Admittedly, there has been quite a considerable decline since 2019, but there are expectations that Tekken 8 will revitalise the landscape a little.
How Is Tekken Played?
Tekken 7 focuses on a 1v1 combat format, with players competing against an AI opponent or another human competitor. When we’re talking about the Tekken 7 ranking system, the 1v1 combat mentioned is almost the sole way in which players climb said ranks. If they win fights, they climb the ranks – it’s that simple.
In Tekken 7, two fighters enter the arena and proceed to knock ten bells out of one another. There is a wide range of combat mechanics to make use of, from ‘rage mode’ and ‘power crush’ moves to traditional combos and impactful finishers. Each character is unique from the other and boasts an assortment of special moves. There’s a story behind Tekken that has been relatively consistent for the last twenty-something years, but in the multiplayer mode, it’s just beat on or be beaten.

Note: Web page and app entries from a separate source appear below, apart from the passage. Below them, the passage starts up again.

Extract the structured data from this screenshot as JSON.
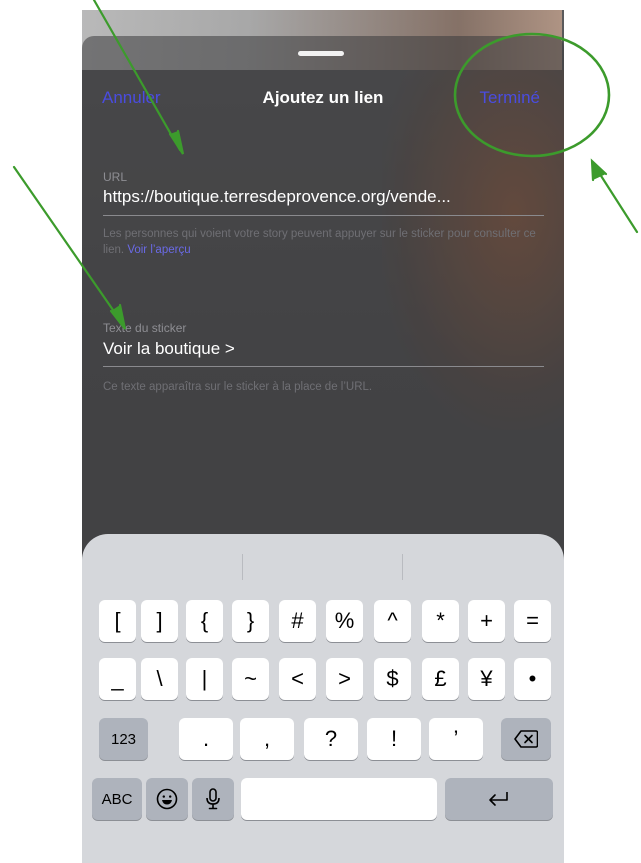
{
  "sheet": {
    "nav": {
      "cancel_label": "Annuler",
      "title": "Ajoutez un lien",
      "done_label": "Terminé"
    },
    "url_field": {
      "label": "URL",
      "value": "https://boutique.terresdeprovence.org/vende...",
      "helper_text": "Les personnes qui voient votre story peuvent appuyer sur le sticker pour consulter ce lien.",
      "preview_link": "Voir l’aperçu"
    },
    "sticker_field": {
      "label": "Texte du sticker",
      "value": "Voir la boutique >",
      "helper_text": "Ce texte apparaîtra sur le sticker à la place de l’URL."
    }
  },
  "keyboard": {
    "row1": [
      "[",
      "]",
      "{",
      "}",
      "#",
      "%",
      "^",
      "*",
      "+",
      "="
    ],
    "row2": [
      "_",
      "\\",
      "|",
      "~",
      "<",
      ">",
      "$",
      "£",
      "¥",
      "•"
    ],
    "row3": [
      ".",
      ",",
      "?",
      "!",
      "’"
    ],
    "numbers_label": "123",
    "abc_label": "ABC"
  },
  "colors": {
    "accent": "#4a4ce0",
    "annotation": "#3c9b2c"
  }
}
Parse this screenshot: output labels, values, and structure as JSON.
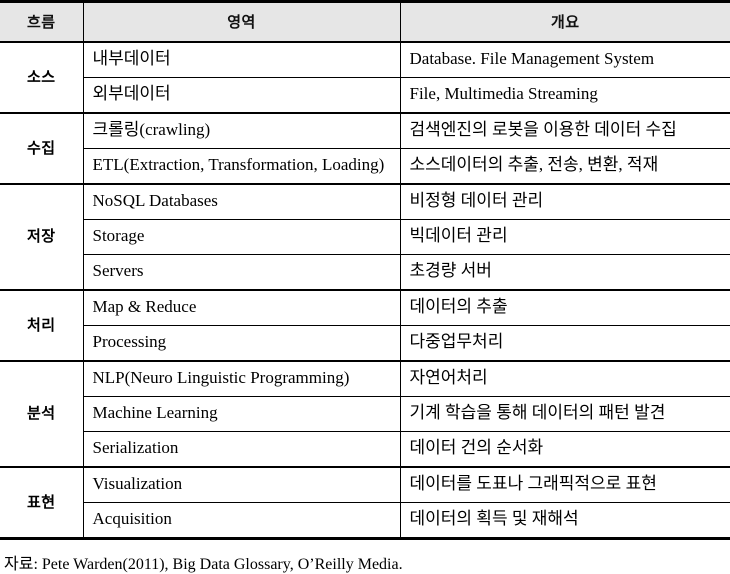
{
  "table": {
    "headers": {
      "flow": "흐름",
      "area": "영역",
      "overview": "개요"
    },
    "groups": [
      {
        "flow": "소스",
        "rows": [
          {
            "area": "내부데이터",
            "desc": "Database. File Management System"
          },
          {
            "area": "외부데이터",
            "desc": "File,  Multimedia  Streaming"
          }
        ]
      },
      {
        "flow": "수집",
        "rows": [
          {
            "area": "크롤링(crawling)",
            "desc": "검색엔진의 로봇을 이용한 데이터 수집"
          },
          {
            "area": "ETL(Extraction,  Transformation,  Loading)",
            "desc": "소스데이터의 추출, 전송, 변환, 적재"
          }
        ]
      },
      {
        "flow": "저장",
        "rows": [
          {
            "area": "NoSQL Databases",
            "desc": "비정형 데이터 관리"
          },
          {
            "area": "Storage",
            "desc": "빅데이터 관리"
          },
          {
            "area": "Servers",
            "desc": "초경량 서버"
          }
        ]
      },
      {
        "flow": "처리",
        "rows": [
          {
            "area": "Map  &  Reduce",
            "desc": "데이터의 추출"
          },
          {
            "area": "Processing",
            "desc": "다중업무처리"
          }
        ]
      },
      {
        "flow": "분석",
        "rows": [
          {
            "area": "NLP(Neuro Linguistic Programming)",
            "desc": "자연어처리"
          },
          {
            "area": "Machine  Learning",
            "desc": "기계 학습을 통해 데이터의 패턴 발견"
          },
          {
            "area": "Serialization",
            "desc": "데이터 건의 순서화"
          }
        ]
      },
      {
        "flow": "표현",
        "rows": [
          {
            "area": "Visualization",
            "desc": "데이터를 도표나 그래픽적으로 표현"
          },
          {
            "area": "Acquisition",
            "desc": "데이터의 획득 및 재해석"
          }
        ]
      }
    ]
  },
  "source_note": "자료: Pete Warden(2011), Big Data Glossary, O’Reilly Media."
}
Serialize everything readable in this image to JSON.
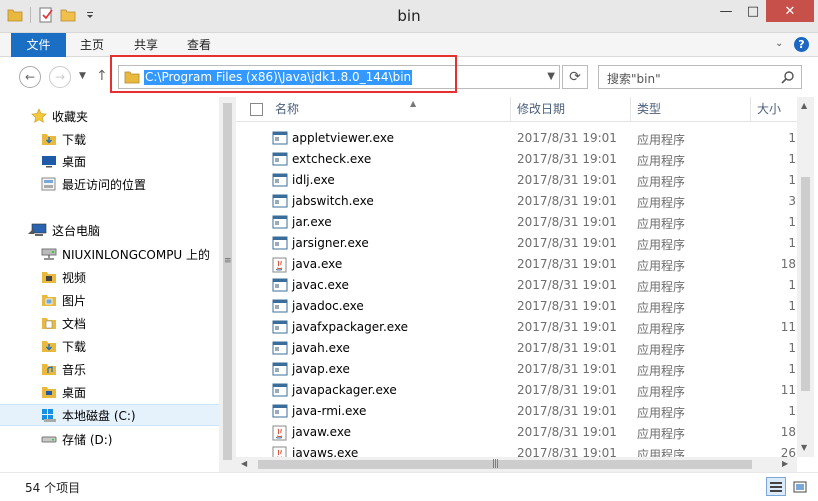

With the Tekken franchise being as old as it is, there are many characters that are simply iconic and instantly recognisable. Every release brings fresh talent to the scene, but there are always returning veterans, many of whom have existed since the very first title. Let’s see if you recognise any of the names on this list:
- Jin Kazama
- Ling Xiaoyu
- Nina Williams
- Paul Phoenix
Explaining The Tekken 7 Ranking System
So, it’s time to assess the Tekken 7 ranks and determine how exactly you climb them in-game. Fortunately, Tekken boasts a similar set-up to competing titles, such as the Street Fighter ranks, and it’s quite easy to understand the system from game to game. If you’re a fighting game aficionado, you’ll recognise how to climb the ladder and flex your skills with relative ease.
Sadly, there are thirty-seven Tekken 7 ranks, so this list will seem a little long:
- Brawler, Marauder, Fighter, Vanguard
- Warrior, Vindicator, Juggernaut, Usurper
- Vanquisher, Destroyer, Savior, Overlord
- Genbu, Byakko, Seiryu, Suzaku
- Mighty Ruler, Revered Ruler, Divine Ruler, Eternal Ruler
- Fujin, Raijin, Yaksa, Ryujin
- Emperor, Tekken King, Tekken God, True Tekken God
- Tekken God Prime, Tekken God Omega
That’s quite a list, right?
In the Tekken 7 ranking system, you’ll climb up the ladder by acquiring Battle Points. Similarly, if you lose your matches, you’ll lose Battle Points and fall back down the ladder. There are different points awarded depending on how far up the ladder you’ve climbed. Later in the game, wins will award around the same amount, but in some cases, losses can become more costly. For instance, it’ll cost you 18,000 Battle Points to become Tekken God Prime, and a single loss will strip 2500 BPs from that total.
Between Tekken God Prime and Tekken God Omega, there’s a gap of 65,000 points.
You’d best get started.